View Partridge Creek Allotment in a larger map

The Partridge Creek allotment is sandwiched between Forest Service allotments, including the Allison-Berg allotment to the north, that have been closed to domestic sheep grazing by the Forest Service for the last three years because of WWP initiated litigation that raised the issue of the risk of disease transmission from domestic sheep to bighorn sheep. Unlike its sister agency, the BLM refuses to take similar action to protect bighorn sheep thereby threatening the only remaining native bighorn sheep population in Idaho with potential extirpation.

WWP and our co-plaintiff’s have excellent legal representation in this case from Laurie Rule of Advocates for the West’s Boise office.

The Legal Filings have been made available on WWP's website on the following page:

WWP Files New Litigation to Block Domestic Sheep Turn-out on the BLM Partridge Creek allotment this Fall

Donate now to support WWP's work to preserve Idaho's last native bighorn sheep

Brief Bighorn Sheep/Domestic Sheep Disease Risk Background

Scientists and land managers have known for decades that domestic sheep grazing on public land spreads deadly disease to the West's cherished bighorn sheep populations. In Idaho, bighorn sheep numbers have dwindled to around 3,500 wild sheep, half of their population in 1990 and a mere fraction of their historic numbers in the state.

Despite this fact, public land and wildlife managers are held under enormous pressure from the domestic sheep industry and local politicians to deny the clear threat to bighorns public land domestic sheep grazing poses. The industry has invested enormously in 'muddying-the-waters' of the overwhelming scientific consensus that domestic sheep coming into contact with bighorn sheep can result in significant die-offs of wild bighorn sheep.

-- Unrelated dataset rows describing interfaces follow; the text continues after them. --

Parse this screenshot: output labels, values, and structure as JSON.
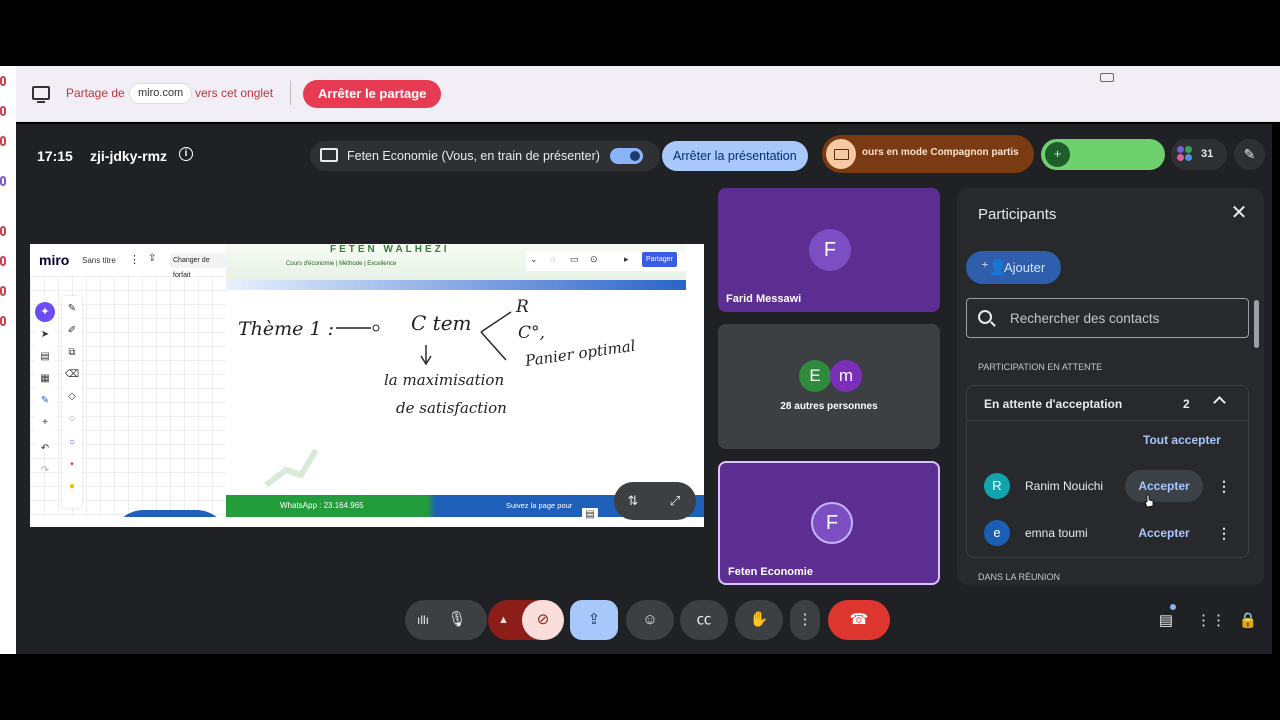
{
  "share_banner": {
    "prefix": "Partage de",
    "site": "miro.com",
    "suffix": "vers cet onglet",
    "stop_label": "Arrêter le partage"
  },
  "meeting": {
    "time": "17:15",
    "code": "zji-jdky-rmz",
    "presenting_label": "Feten Economie (Vous, en train de présenter)",
    "stop_presentation_label": "Arrêter la présentation",
    "companion_label": "ours en mode Compagnon partis",
    "participant_count": "31"
  },
  "miro": {
    "logo": "miro",
    "board_name": "Sans titre",
    "plan_label": "Changer de forfait",
    "share_label": "Partager",
    "slide_brand": "FETEN WALHEZI",
    "slide_links": "Cours d'économie  |  Méthode  |  Excellence",
    "whatsapp": "WhatsApp : 23.164.965",
    "follow": "Suivez la page pour",
    "handwriting": {
      "line1": "Thème 1 :",
      "line2": "C tem",
      "line3": "R",
      "line4": "C°,",
      "line5": "Panier optimal",
      "line6": "la maximisation",
      "line7": "de satisfaction"
    }
  },
  "tiles": {
    "tile1": {
      "initial": "F",
      "name": "Farid Messawi"
    },
    "tile2": {
      "initial1": "E",
      "initial2": "m",
      "label": "28 autres personnes"
    },
    "tile3": {
      "initial": "F",
      "name": "Feten Economie"
    }
  },
  "panel": {
    "title": "Participants",
    "add_label": "Ajouter",
    "search_placeholder": "Rechercher des contacts",
    "section_waiting": "PARTICIPATION EN ATTENTE",
    "waiting_title": "En attente d'acceptation",
    "waiting_count": "2",
    "accept_all": "Tout accepter",
    "people": [
      {
        "initial": "R",
        "name": "Ranim Nouichi",
        "action": "Accepter",
        "color": "#12a4af"
      },
      {
        "initial": "e",
        "name": "emna toumi",
        "action": "Accepter",
        "color": "#1a5fb4"
      }
    ],
    "section_in_meeting": "DANS LA RÉUNION"
  },
  "colors": {
    "meet_bg": "#202124",
    "tile_purple": "#5c2e91",
    "accent_blue": "#a8c7fa",
    "leave_red": "#dc362e",
    "share_red": "#e63b52"
  }
}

Earlier this year, the state of Idaho passed S1232 into law. In an effort to ensure Idaho sheepmen's continued use of federal public land, the Idaho Department of Fish & Game is mandated by this law to develop voluntary "Best Management Practices" (BMPs) . However, the BMPs are not enforceable and leading bighorn biologists deny their ability to ensure separation between domestic sheep and bighorn sheep.